Atlantic canaries and other canaries alike are believed to symbolize freedom, intellectual development, joy, and well-being.
What Does it Mean if a Canary Visits You?
If a Canary is to visit you, it is believed that this is a symbol of joy and happiness, as well as the inner power of having the patience to enlighten yourself and others around you. As an animal totem, the canary provided the power to put your emotions, feelings, and voice, in control.
Do Canaries Chirp?
It is female canaries that chirp, while the males sing.
How Do You Entertain a Canary?
To keep a Canary entertained, provide a large cage and position it in an active area of your house, adding a variety of flight-encouraging perches, a few toys, and a suitable bath inside the cage.
How often should a Canary Bath?
The canaries should be provided a bath at least once a week, yet they will bath daily if given a chance. It is best to provide a bath early in the day to prevent chill by allowing the bird to get thoroughly dry and warm before the night falls.
How Do You Hand Tame a Canary?
Sometimes the Canaries aren’t tame-able, and sometimes handling is as far as you will get. But sometimes you can begin placing their feet on your finger, so they feel safe, then slowly take your hand away. This will take a long time, but it benefits the Canary greatly.
Do Canaries Bite?
The canaries bite on occasion, but their bite is not harmful or dangerous. It will feel a slight nip. However, you should take even a small bite as a sign your canary is not willing to train at the moment.
Can You Cohabitate Canaries?
It is best to keep several canaries in separate cages placed in the same room, since if cohabitated in the same cage, males may fight with each other, often until fatal results, while a male may also kill a female if she was not ready to breed. Alternatively, a pair of Atlantic canaries can be kept together but only if provided a cage large enough to limit any possible unwanted consequences.
Can I Keep Canaries Outside?
Yes, canaries can be kept outside in the summer, as long as the temperature does not exceed 100 degrees Fahrenheit. Also, access to shade, as well as a daily bath, should be provided on hot days.
Can I Get my Canary out of the Cage?
Yes, you can get your canary out of the cage. Even with canaries that are not tame, getting them back into the cage within a relatively reasonable amount of time is typically not an issue.
Are Atlantic Canaries Endangered?

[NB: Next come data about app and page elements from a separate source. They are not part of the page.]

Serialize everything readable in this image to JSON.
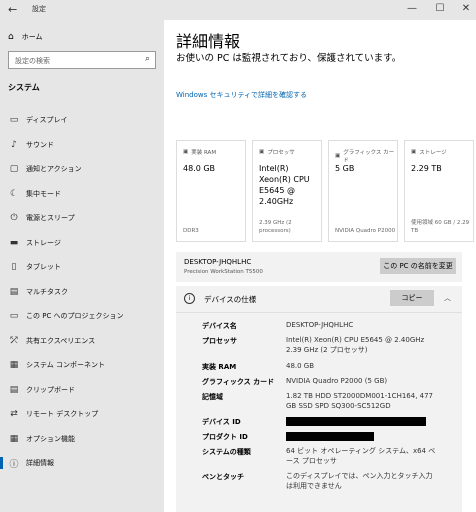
{
  "window": {
    "title": "設定",
    "minimize": "—",
    "maximize": "☐",
    "close": "✕"
  },
  "sidebar": {
    "home": "ホーム",
    "search_placeholder": "設定の検索",
    "section": "システム",
    "items": [
      {
        "label": "ディスプレイ",
        "icon": "display-icon"
      },
      {
        "label": "サウンド",
        "icon": "sound-icon"
      },
      {
        "label": "通知とアクション",
        "icon": "notification-icon"
      },
      {
        "label": "集中モード",
        "icon": "focus-icon"
      },
      {
        "label": "電源とスリープ",
        "icon": "power-icon"
      },
      {
        "label": "ストレージ",
        "icon": "storage-icon"
      },
      {
        "label": "タブレット",
        "icon": "tablet-icon"
      },
      {
        "label": "マルチタスク",
        "icon": "multitask-icon"
      },
      {
        "label": "この PC へのプロジェクション",
        "icon": "projection-icon"
      },
      {
        "label": "共有エクスペリエンス",
        "icon": "shared-icon"
      },
      {
        "label": "システム コンポーネント",
        "icon": "components-icon"
      },
      {
        "label": "クリップボード",
        "icon": "clipboard-icon"
      },
      {
        "label": "リモート デスクトップ",
        "icon": "remote-icon"
      },
      {
        "label": "オプション機能",
        "icon": "options-icon"
      },
      {
        "label": "詳細情報",
        "icon": "info-icon"
      }
    ],
    "active_index": 14
  },
  "main": {
    "title": "詳細情報",
    "notice": "お使いの PC は監視されており、保護されています。",
    "link": "Windows セキュリティで詳細を確認する",
    "cards": [
      {
        "header": "実装 RAM",
        "value": "48.0 GB",
        "sub": "DDR3"
      },
      {
        "header": "プロセッサ",
        "value": "Intel(R) Xeon(R) CPU E5645 @ 2.40GHz",
        "sub": "2.39 GHz (2 processors)"
      },
      {
        "header": "グラフィックス カード",
        "value": "5 GB",
        "sub": "NVIDIA Quadro P2000"
      },
      {
        "header": "ストレージ",
        "value": "2.29 TB",
        "sub": "使用領域 60 GB / 2.29 TB"
      }
    ],
    "device_name": "DESKTOP-JHQHLHC",
    "device_model": "Precision WorkStation T5500",
    "rename_button": "この PC の名前を変更",
    "spec_title": "デバイスの仕様",
    "copy_button": "コピー",
    "specs": {
      "device_name": {
        "k": "デバイス名",
        "v": "DESKTOP-JHQHLHC"
      },
      "processor": {
        "k": "プロセッサ",
        "v": "Intel(R) Xeon(R) CPU E5645 @ 2.40GHz 2.39 GHz (2 プロセッサ)"
      },
      "ram": {
        "k": "実装 RAM",
        "v": "48.0 GB"
      },
      "gpu": {
        "k": "グラフィックス カード",
        "v": "NVIDIA Quadro P2000 (5 GB)"
      },
      "storage": {
        "k": "記憶域",
        "v": "1.82 TB HDD ST2000DM001-1CH164, 477 GB SSD SPD SQ300-SC512GD"
      },
      "device_id": {
        "k": "デバイス ID"
      },
      "product_id": {
        "k": "プロダクト ID"
      },
      "system_type": {
        "k": "システムの種類",
        "v": "64 ビット オペレーティング システム、x64 ベース プロセッサ"
      },
      "pen": {
        "k": "ペンとタッチ",
        "v": "このディスプレイでは、ペン入力とタッチ入力は利用できません"
      }
    }
  }
}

No, Atlantic canaries are not considered critically endangered. According to the IUCN list, Atlantic canaries are classified as Least Concern, as their populations in the wild are quite stable.